A Canoe Lake fixture, the Portage Store offers complete outfitting, tripping advice, and guides. See here for park info and attractions.


Other Required Reading

Northern Light by Roy MacGregor—a crash course in local lore. The Last Guide: A Story of Fish and Love by Ron Corbett.

Death on a Painted Lake: The Tom Thomson Tragedy

Tom Thomson, one of Canada’s most influential painters of the 20th-century, was last seen alive around mid-day, July 8, 1917, when setting out alone across Canoe Lake to begin a fishing trip. He was familiar with the area, having visited there a number of times – while working in the Park as a fire ranger, a guide for fishing parties, and of course, pursuing his painting. Within hours of his departure, his empty canoe was spotted floating not far from the dock he had left from, and more than a week later, his body surfaced in the lake. His untimely death helped transform the aspiring artist into a cultural giant. Read more...

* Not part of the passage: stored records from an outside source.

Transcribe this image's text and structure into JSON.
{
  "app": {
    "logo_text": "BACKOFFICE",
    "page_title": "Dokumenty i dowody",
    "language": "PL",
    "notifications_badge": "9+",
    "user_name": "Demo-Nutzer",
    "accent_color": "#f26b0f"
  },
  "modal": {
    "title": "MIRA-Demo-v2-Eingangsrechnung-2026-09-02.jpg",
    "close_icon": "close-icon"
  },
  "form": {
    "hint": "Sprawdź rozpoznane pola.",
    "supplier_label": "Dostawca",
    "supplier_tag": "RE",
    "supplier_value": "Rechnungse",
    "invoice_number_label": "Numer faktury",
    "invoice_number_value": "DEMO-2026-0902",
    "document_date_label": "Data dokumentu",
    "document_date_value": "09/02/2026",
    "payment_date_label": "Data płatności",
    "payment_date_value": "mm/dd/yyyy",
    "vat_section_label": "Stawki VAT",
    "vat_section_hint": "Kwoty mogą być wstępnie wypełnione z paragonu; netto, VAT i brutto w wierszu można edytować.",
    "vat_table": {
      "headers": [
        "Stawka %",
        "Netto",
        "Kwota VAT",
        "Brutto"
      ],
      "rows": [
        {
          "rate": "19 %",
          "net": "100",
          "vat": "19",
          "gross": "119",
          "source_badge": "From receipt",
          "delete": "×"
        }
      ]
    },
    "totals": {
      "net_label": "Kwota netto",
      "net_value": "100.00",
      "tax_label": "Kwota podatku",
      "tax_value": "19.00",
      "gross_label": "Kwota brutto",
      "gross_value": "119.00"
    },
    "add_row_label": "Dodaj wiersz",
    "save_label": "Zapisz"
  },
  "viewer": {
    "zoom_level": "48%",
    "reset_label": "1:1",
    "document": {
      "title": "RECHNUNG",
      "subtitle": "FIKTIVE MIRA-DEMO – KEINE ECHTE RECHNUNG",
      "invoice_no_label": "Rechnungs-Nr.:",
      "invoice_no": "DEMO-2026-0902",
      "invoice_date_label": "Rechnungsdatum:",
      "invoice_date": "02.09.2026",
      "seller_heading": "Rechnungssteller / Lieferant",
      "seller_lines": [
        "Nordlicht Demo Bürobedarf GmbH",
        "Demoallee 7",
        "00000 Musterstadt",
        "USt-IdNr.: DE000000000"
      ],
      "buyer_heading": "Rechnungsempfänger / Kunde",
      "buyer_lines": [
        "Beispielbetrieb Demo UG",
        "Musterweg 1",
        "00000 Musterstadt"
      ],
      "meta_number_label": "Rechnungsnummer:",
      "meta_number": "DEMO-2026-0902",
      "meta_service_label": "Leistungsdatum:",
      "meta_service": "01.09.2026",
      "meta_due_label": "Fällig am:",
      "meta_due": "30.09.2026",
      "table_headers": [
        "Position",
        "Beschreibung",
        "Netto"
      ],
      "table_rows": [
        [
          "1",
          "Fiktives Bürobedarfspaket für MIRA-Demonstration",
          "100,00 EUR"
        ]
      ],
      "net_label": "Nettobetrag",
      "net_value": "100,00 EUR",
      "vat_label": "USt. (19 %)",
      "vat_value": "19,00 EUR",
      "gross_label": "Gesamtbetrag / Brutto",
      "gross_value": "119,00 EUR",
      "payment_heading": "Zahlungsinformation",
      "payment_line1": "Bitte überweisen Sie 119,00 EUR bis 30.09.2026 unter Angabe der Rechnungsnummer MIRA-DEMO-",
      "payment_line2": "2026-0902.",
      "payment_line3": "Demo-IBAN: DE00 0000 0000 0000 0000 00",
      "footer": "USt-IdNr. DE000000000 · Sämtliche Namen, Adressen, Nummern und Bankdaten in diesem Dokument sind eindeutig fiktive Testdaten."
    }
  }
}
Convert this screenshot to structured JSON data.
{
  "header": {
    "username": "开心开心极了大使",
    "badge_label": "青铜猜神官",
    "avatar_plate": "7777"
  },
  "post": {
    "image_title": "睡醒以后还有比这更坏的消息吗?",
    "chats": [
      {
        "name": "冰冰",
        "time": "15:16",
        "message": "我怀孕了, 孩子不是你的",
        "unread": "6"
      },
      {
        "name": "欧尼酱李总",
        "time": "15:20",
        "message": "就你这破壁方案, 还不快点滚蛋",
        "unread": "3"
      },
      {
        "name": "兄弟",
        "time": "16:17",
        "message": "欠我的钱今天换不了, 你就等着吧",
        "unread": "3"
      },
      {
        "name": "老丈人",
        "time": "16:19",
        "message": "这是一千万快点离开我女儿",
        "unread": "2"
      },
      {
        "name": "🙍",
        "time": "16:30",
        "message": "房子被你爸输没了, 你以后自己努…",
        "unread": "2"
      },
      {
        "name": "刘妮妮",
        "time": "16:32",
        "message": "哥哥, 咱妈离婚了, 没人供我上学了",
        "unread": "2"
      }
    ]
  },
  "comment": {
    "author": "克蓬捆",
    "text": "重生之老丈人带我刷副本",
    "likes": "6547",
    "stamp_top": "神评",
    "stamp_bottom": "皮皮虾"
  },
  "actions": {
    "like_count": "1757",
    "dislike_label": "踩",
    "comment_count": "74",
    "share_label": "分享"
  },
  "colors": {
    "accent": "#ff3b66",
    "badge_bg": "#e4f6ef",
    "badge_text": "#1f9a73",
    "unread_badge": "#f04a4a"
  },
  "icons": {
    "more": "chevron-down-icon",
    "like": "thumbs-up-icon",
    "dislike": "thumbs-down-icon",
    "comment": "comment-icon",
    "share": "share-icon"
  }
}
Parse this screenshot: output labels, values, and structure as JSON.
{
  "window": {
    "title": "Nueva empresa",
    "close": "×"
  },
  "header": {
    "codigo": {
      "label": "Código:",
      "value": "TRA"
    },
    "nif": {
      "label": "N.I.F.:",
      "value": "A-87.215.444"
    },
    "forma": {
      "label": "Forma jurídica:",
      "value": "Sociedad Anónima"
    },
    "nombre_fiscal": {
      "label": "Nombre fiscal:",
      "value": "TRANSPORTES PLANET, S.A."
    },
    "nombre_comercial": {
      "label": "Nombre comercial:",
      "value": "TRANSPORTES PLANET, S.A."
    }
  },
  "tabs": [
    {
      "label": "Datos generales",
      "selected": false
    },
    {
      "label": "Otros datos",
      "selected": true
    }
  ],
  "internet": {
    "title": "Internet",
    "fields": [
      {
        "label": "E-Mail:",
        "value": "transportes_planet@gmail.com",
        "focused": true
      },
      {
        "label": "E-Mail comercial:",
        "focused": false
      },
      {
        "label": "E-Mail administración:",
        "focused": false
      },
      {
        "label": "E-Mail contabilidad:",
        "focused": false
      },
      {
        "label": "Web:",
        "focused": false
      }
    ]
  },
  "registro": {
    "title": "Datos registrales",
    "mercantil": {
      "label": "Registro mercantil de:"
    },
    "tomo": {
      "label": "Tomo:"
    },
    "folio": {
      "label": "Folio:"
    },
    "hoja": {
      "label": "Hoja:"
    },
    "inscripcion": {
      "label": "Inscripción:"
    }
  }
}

Wild Silence

Wild Silence

I've never been so cold in my life. It's January in Yellowstone National Park and we're on the prowl for the park's famously elusive wolves. My watch lights up with the time: not even 6 a.m. But our guide insists that the earlier the better so we're up before dawn, packed into a van and crossing our frozen fingers that our efforts will pay off. He spots a National Geographic photographer he knows just pulling over ahead of us. If anyone knows where the wolves are, it's this guy.